Can a regular acetic stop bath ever be sufficient, given that it is changed frequently?
Why is sodium sulfite recommended to be added to the acetic bath? Doesn't the acid and water, alone, remove the developer efficiently.
I do something rather unorthodox: after the stop bath I fix and turn lights on to view the print. Sometimes I let it go at that. Sometimes I do want the slight increase in warmth so I will then, in full light, bleach (potassium ferricyanide) for a minute, and then for a few seconds, I fix again in the same fixer. I think that that is a much more rational way to go about this process. I do the same fix/bleach reversal with film. Why does everybody else bleach before fixation?
Another question (will reflect my chemical naivity) : if one bleaches (color paper or film) in full roomlight is there a danger of (is it called) halogenation with the silver salts being made sensitive to light? Thanks for all the information you are able to impart. - David Lyga.
I use 1% to 2% Acetic Acid as the stop bath for RA4. I have also used Kodak Indicator Stop. Both work just fine.
If you leave out the Sulfite from the Acetic Acid, then the Stop becomes an indicator bath turning cherry red when it becomes exhausted. Adding Sulfite will NOT regenerate it but will decolorize it thereby giving you no notice of exhaustion.
If you bleach in most Ferri bleaches, you rehalogenize the Silver as it oxidizes and this Silver salt is light sensitive. As for using a fix, it depends on the fix. The fix baths used for color processes are selected to prevent shifts in dye hue due to pH. Also, just fixing makes a print darker and less saturated and therefore harder to evaluate.
Thank you PE. Letting it go at simply fixation does give a rather subdued color (even Hollywood did this a few times with their films). Some scenes might benefit.
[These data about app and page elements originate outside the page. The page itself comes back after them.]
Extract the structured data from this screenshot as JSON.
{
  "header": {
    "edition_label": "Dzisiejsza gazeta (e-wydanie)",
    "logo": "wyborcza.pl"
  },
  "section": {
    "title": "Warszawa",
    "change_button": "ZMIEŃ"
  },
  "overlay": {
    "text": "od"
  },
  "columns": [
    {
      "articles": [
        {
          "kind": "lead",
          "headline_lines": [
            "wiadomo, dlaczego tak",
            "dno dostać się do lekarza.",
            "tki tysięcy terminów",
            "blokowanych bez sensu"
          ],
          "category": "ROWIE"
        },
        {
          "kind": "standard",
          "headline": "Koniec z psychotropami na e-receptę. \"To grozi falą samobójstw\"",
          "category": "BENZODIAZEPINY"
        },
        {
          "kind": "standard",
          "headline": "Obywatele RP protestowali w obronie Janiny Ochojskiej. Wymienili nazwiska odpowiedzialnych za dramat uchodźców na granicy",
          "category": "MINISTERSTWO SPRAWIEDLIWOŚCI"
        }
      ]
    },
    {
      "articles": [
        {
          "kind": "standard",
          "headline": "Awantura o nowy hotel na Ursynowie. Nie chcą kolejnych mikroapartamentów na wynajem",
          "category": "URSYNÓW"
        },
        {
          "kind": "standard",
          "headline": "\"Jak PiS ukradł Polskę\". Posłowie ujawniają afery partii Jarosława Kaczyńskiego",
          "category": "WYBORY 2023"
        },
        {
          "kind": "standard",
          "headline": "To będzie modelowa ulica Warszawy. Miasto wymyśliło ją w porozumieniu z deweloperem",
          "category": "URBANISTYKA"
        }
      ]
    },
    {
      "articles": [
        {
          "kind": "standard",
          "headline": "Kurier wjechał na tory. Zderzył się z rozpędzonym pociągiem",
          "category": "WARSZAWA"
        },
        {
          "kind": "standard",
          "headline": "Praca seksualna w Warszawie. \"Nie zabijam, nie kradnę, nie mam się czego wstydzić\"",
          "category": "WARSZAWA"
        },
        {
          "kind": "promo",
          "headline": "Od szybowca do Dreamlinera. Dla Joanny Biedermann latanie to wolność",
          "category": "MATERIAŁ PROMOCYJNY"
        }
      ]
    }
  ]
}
It is a bit darker but you can always expose a bit less. You do scare me when you confirm that the silver, once again, begins to be light sensitive. Does that mean potential light fog? Is it best to bleach in darkness and fix again before turning on the lights? As you can see my chemisty knowedge is competition for MIT. - David Lyga
So that's why my stop bath turned cherry red, thanks! I knew to chuck it out anyways but did wonder!!!
I do my RA-4 in full darkness until it is fully fixed. Haven't dared to try my amber safelight yet.
If you fix and do not bleach, there is nothing light sensitive present, but if you bleach with no following fix, there are light sensitive materials that can darken. If you fix, bleach and then wash and dry, you still have light sensitive materials present. This is only if you use a Ferri bleach.
I use 2 safelights all the time. One pointed at the ceiling and one pointed away from the enlarger and both at about 5 feet. No fog ever!
OK, I'll have to try it. What is there to lose but a sheet of paper I guess though the fact sheets all seem to say complete darkness is best or it will fog.
I use a color safe light occasionally.
I cant notice fog.
Kodak paper is built to allow a WR-13 series safelight.
here's the quote from the Portra/Supra tech pub:
Using a safelight will affect your results. If absolutely
necessary, you can use a safelight equipped with a KODAK
13 Safelight Filter (amber) with a 7 1/2-watt bulb. Keep the
safelight at least 1.2 metres (4 feet) from the paper. Keep
safelight exposure as short as possible. Run tests to
determine that safelight use gives acceptable results for
That's what sent me scurrying into the dark... and actually I found it wasn't that hard to do really. I only messed up one page before learning how to ensure the paper is fully in the tray and covered by liquid.